■ **Interface dataset entries**:
◇ ◇ ◇ ◇ ◇ ◇ ◇
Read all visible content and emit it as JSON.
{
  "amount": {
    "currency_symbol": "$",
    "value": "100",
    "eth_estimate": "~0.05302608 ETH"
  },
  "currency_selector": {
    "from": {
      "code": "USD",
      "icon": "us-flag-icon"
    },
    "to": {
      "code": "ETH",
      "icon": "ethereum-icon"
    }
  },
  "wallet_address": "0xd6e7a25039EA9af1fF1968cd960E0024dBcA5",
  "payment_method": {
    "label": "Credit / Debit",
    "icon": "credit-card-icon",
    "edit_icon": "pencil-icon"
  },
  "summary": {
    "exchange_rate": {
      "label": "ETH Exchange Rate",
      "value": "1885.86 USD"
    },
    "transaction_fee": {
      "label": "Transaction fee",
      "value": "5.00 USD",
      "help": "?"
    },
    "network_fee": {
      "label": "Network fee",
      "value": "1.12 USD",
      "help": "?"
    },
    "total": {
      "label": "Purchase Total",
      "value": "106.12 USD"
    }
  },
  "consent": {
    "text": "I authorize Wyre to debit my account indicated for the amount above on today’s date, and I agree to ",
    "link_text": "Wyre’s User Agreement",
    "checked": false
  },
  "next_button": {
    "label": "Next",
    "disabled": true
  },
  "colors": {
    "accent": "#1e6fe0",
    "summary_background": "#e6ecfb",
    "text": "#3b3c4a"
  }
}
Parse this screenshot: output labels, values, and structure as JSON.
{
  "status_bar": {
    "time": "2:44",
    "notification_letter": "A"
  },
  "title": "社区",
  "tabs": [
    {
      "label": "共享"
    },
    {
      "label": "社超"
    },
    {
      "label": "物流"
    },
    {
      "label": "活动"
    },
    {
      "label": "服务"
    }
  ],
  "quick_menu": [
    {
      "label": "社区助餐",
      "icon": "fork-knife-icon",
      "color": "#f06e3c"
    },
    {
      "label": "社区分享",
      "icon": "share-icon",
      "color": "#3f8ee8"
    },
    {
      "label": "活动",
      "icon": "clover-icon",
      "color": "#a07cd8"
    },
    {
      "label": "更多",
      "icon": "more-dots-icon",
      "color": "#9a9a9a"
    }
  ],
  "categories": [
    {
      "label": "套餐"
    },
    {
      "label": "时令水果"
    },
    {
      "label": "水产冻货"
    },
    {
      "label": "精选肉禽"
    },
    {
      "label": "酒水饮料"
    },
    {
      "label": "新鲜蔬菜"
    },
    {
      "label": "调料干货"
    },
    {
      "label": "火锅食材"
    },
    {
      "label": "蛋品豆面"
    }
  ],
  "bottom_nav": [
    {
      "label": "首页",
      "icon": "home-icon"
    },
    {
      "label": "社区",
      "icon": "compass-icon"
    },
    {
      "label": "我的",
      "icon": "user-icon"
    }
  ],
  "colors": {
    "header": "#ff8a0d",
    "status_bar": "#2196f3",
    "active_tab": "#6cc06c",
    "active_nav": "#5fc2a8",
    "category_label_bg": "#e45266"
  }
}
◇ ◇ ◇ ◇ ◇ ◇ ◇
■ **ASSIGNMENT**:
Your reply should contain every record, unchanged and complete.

■ **ANSWER TO THIS EXERCISE**:
Read all visible content and emit it as JSON.
{
  "amount": {
    "currency_symbol": "$",
    "value": "100",
    "eth_estimate": "~0.05302608 ETH"
  },
  "currency_selector": {
    "from": {
      "code": "USD",
      "icon": "us-flag-icon"
    },
    "to": {
      "code": "ETH",
      "icon": "ethereum-icon"
    }
  },
  "wallet_address": "0xd6e7a25039EA9af1fF1968cd960E0024dBcA5",
  "payment_method": {
    "label": "Credit / Debit",
    "icon": "credit-card-icon",
    "edit_icon": "pencil-icon"
  },
  "summary": {
    "exchange_rate": {
      "label": "ETH Exchange Rate",
      "value": "1885.86 USD"
    },
    "transaction_fee": {
      "label": "Transaction fee",
      "value": "5.00 USD",
      "help": "?"
    },
    "network_fee": {
      "label": "Network fee",
      "value": "1.12 USD",
      "help": "?"
    },
    "total": {
      "label": "Purchase Total",
      "value": "106.12 USD"
    }
  },
  "consent": {
    "text": "I authorize Wyre to debit my account indicated for the amount above on today’s date, and I agree to ",
    "link_text": "Wyre’s User Agreement",
    "checked": false
  },
  "next_button": {
    "label": "Next",
    "disabled": true
  },
  "colors": {
    "accent": "#1e6fe0",
    "summary_background": "#e6ecfb",
    "text": "#3b3c4a"
  }
}
Parse this screenshot: output labels, values, and structure as JSON.
{
  "status_bar": {
    "time": "2:44",
    "notification_letter": "A"
  },
  "title": "社区",
  "tabs": [
    {
      "label": "共享"
    },
    {
      "label": "社超"
    },
    {
      "label": "物流"
    },
    {
      "label": "活动"
    },
    {
      "label": "服务"
    }
  ],
  "quick_menu": [
    {
      "label": "社区助餐",
      "icon": "fork-knife-icon",
      "color": "#f06e3c"
    },
    {
      "label": "社区分享",
      "icon": "share-icon",
      "color": "#3f8ee8"
    },
    {
      "label": "活动",
      "icon": "clover-icon",
      "color": "#a07cd8"
    },
    {
      "label": "更多",
      "icon": "more-dots-icon",
      "color": "#9a9a9a"
    }
  ],
  "categories": [
    {
      "label": "套餐"
    },
    {
      "label": "时令水果"
    },
    {
      "label": "水产冻货"
    },
    {
      "label": "精选肉禽"
    },
    {
      "label": "酒水饮料"
    },
    {
      "label": "新鲜蔬菜"
    },
    {
      "label": "调料干货"
    },
    {
      "label": "火锅食材"
    },
    {
      "label": "蛋品豆面"
    }
  ],
  "bottom_nav": [
    {
      "label": "首页",
      "icon": "home-icon"
    },
    {
      "label": "社区",
      "icon": "compass-icon"
    },
    {
      "label": "我的",
      "icon": "user-icon"
    }
  ],
  "colors": {
    "header": "#ff8a0d",
    "status_bar": "#2196f3",
    "active_tab": "#6cc06c",
    "active_nav": "#5fc2a8",
    "category_label_bg": "#e45266"
  }
}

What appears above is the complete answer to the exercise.